> Dataset content
"""

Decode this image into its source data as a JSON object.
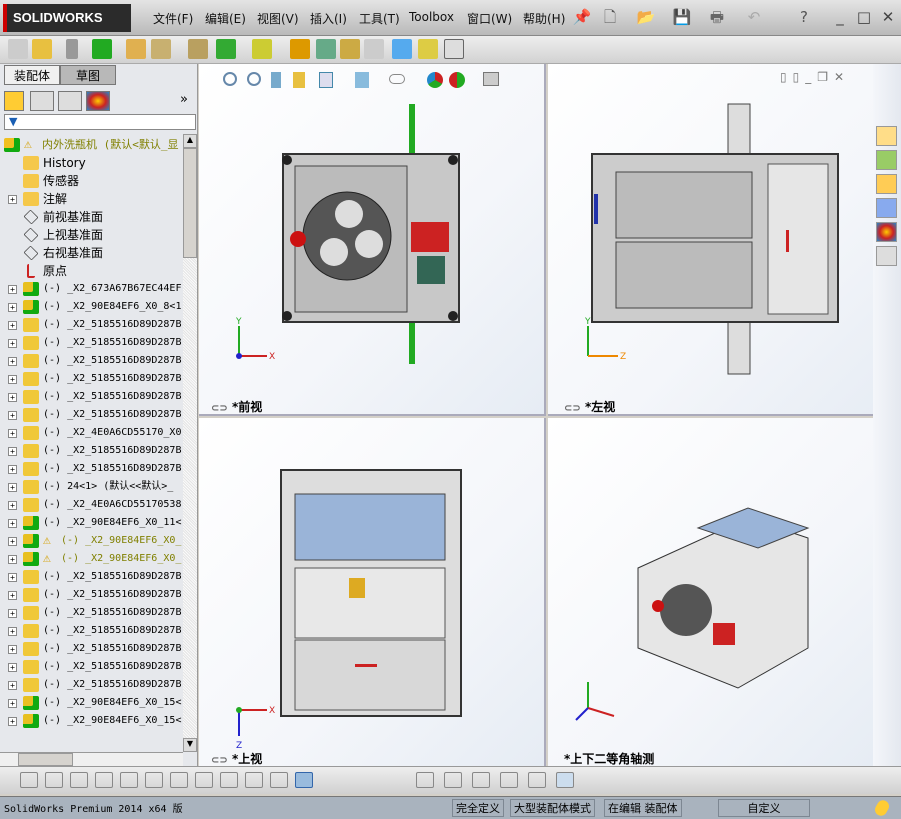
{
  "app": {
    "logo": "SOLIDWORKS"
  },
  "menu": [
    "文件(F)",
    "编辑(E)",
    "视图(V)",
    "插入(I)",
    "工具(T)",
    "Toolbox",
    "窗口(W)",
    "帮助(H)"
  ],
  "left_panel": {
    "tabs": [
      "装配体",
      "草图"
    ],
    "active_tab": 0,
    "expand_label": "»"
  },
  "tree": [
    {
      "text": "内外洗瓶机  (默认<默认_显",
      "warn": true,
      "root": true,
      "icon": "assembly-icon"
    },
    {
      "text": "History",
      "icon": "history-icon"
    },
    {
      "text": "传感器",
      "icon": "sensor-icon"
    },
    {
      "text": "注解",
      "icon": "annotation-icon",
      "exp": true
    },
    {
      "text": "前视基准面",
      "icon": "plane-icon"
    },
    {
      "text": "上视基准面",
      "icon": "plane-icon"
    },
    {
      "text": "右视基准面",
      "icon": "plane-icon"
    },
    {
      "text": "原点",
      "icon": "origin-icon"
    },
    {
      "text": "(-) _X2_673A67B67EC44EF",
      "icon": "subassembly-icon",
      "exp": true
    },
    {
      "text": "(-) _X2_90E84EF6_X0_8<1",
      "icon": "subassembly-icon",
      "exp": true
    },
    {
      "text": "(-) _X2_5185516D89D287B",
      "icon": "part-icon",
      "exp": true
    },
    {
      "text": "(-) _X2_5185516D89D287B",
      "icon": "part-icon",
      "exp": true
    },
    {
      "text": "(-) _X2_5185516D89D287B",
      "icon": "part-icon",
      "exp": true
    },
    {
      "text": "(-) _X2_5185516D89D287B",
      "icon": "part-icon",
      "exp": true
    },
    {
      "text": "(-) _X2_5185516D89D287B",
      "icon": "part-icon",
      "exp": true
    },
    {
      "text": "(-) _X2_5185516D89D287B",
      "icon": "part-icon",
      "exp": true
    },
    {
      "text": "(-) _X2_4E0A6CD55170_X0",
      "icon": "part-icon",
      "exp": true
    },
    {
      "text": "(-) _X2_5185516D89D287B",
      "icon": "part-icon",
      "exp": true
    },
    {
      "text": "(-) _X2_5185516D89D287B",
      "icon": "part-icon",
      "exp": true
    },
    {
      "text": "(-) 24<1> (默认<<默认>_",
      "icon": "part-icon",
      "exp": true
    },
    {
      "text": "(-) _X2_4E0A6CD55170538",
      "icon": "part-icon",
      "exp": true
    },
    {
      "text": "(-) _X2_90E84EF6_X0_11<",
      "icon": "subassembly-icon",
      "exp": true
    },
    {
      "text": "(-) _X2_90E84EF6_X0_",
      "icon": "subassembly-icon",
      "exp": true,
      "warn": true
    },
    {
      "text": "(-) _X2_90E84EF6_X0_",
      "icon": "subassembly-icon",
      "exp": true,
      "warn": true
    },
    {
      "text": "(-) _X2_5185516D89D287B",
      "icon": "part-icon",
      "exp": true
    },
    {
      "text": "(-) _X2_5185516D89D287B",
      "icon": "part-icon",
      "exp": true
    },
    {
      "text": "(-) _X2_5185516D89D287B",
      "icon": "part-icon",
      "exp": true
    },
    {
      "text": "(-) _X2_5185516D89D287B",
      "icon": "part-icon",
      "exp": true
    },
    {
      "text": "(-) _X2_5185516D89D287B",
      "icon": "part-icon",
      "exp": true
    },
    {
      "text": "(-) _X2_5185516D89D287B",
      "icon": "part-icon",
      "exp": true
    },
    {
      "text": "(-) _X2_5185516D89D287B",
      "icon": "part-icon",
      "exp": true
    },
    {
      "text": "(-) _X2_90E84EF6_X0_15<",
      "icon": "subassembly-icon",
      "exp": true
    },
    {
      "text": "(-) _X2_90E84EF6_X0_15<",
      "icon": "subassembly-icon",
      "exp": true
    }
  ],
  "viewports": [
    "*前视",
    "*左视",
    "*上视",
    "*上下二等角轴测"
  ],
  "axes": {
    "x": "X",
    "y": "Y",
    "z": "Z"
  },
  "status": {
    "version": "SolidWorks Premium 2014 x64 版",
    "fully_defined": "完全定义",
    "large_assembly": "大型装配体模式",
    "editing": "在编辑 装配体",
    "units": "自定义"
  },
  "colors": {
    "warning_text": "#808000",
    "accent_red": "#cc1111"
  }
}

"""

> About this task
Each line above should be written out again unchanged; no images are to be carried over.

> Response box
Decode this image into its source data as a JSON object.
{
  "app": {
    "logo": "SOLIDWORKS"
  },
  "menu": [
    "文件(F)",
    "编辑(E)",
    "视图(V)",
    "插入(I)",
    "工具(T)",
    "Toolbox",
    "窗口(W)",
    "帮助(H)"
  ],
  "left_panel": {
    "tabs": [
      "装配体",
      "草图"
    ],
    "active_tab": 0,
    "expand_label": "»"
  },
  "tree": [
    {
      "text": "内外洗瓶机  (默认<默认_显",
      "warn": true,
      "root": true,
      "icon": "assembly-icon"
    },
    {
      "text": "History",
      "icon": "history-icon"
    },
    {
      "text": "传感器",
      "icon": "sensor-icon"
    },
    {
      "text": "注解",
      "icon": "annotation-icon",
      "exp": true
    },
    {
      "text": "前视基准面",
      "icon": "plane-icon"
    },
    {
      "text": "上视基准面",
      "icon": "plane-icon"
    },
    {
      "text": "右视基准面",
      "icon": "plane-icon"
    },
    {
      "text": "原点",
      "icon": "origin-icon"
    },
    {
      "text": "(-) _X2_673A67B67EC44EF",
      "icon": "subassembly-icon",
      "exp": true
    },
    {
      "text": "(-) _X2_90E84EF6_X0_8<1",
      "icon": "subassembly-icon",
      "exp": true
    },
    {
      "text": "(-) _X2_5185516D89D287B",
      "icon": "part-icon",
      "exp": true
    },
    {
      "text": "(-) _X2_5185516D89D287B",
      "icon": "part-icon",
      "exp": true
    },
    {
      "text": "(-) _X2_5185516D89D287B",
      "icon": "part-icon",
      "exp": true
    },
    {
      "text": "(-) _X2_5185516D89D287B",
      "icon": "part-icon",
      "exp": true
    },
    {
      "text": "(-) _X2_5185516D89D287B",
      "icon": "part-icon",
      "exp": true
    },
    {
      "text": "(-) _X2_5185516D89D287B",
      "icon": "part-icon",
      "exp": true
    },
    {
      "text": "(-) _X2_4E0A6CD55170_X0",
      "icon": "part-icon",
      "exp": true
    },
    {
      "text": "(-) _X2_5185516D89D287B",
      "icon": "part-icon",
      "exp": true
    },
    {
      "text": "(-) _X2_5185516D89D287B",
      "icon": "part-icon",
      "exp": true
    },
    {
      "text": "(-) 24<1> (默认<<默认>_",
      "icon": "part-icon",
      "exp": true
    },
    {
      "text": "(-) _X2_4E0A6CD55170538",
      "icon": "part-icon",
      "exp": true
    },
    {
      "text": "(-) _X2_90E84EF6_X0_11<",
      "icon": "subassembly-icon",
      "exp": true
    },
    {
      "text": "(-) _X2_90E84EF6_X0_",
      "icon": "subassembly-icon",
      "exp": true,
      "warn": true
    },
    {
      "text": "(-) _X2_90E84EF6_X0_",
      "icon": "subassembly-icon",
      "exp": true,
      "warn": true
    },
    {
      "text": "(-) _X2_5185516D89D287B",
      "icon": "part-icon",
      "exp": true
    },
    {
      "text": "(-) _X2_5185516D89D287B",
      "icon": "part-icon",
      "exp": true
    },
    {
      "text": "(-) _X2_5185516D89D287B",
      "icon": "part-icon",
      "exp": true
    },
    {
      "text": "(-) _X2_5185516D89D287B",
      "icon": "part-icon",
      "exp": true
    },
    {
      "text": "(-) _X2_5185516D89D287B",
      "icon": "part-icon",
      "exp": true
    },
    {
      "text": "(-) _X2_5185516D89D287B",
      "icon": "part-icon",
      "exp": true
    },
    {
      "text": "(-) _X2_5185516D89D287B",
      "icon": "part-icon",
      "exp": true
    },
    {
      "text": "(-) _X2_90E84EF6_X0_15<",
      "icon": "subassembly-icon",
      "exp": true
    },
    {
      "text": "(-) _X2_90E84EF6_X0_15<",
      "icon": "subassembly-icon",
      "exp": true
    }
  ],
  "viewports": [
    "*前视",
    "*左视",
    "*上视",
    "*上下二等角轴测"
  ],
  "axes": {
    "x": "X",
    "y": "Y",
    "z": "Z"
  },
  "status": {
    "version": "SolidWorks Premium 2014 x64 版",
    "fully_defined": "完全定义",
    "large_assembly": "大型装配体模式",
    "editing": "在编辑 装配体",
    "units": "自定义"
  },
  "colors": {
    "warning_text": "#808000",
    "accent_red": "#cc1111"
  }
}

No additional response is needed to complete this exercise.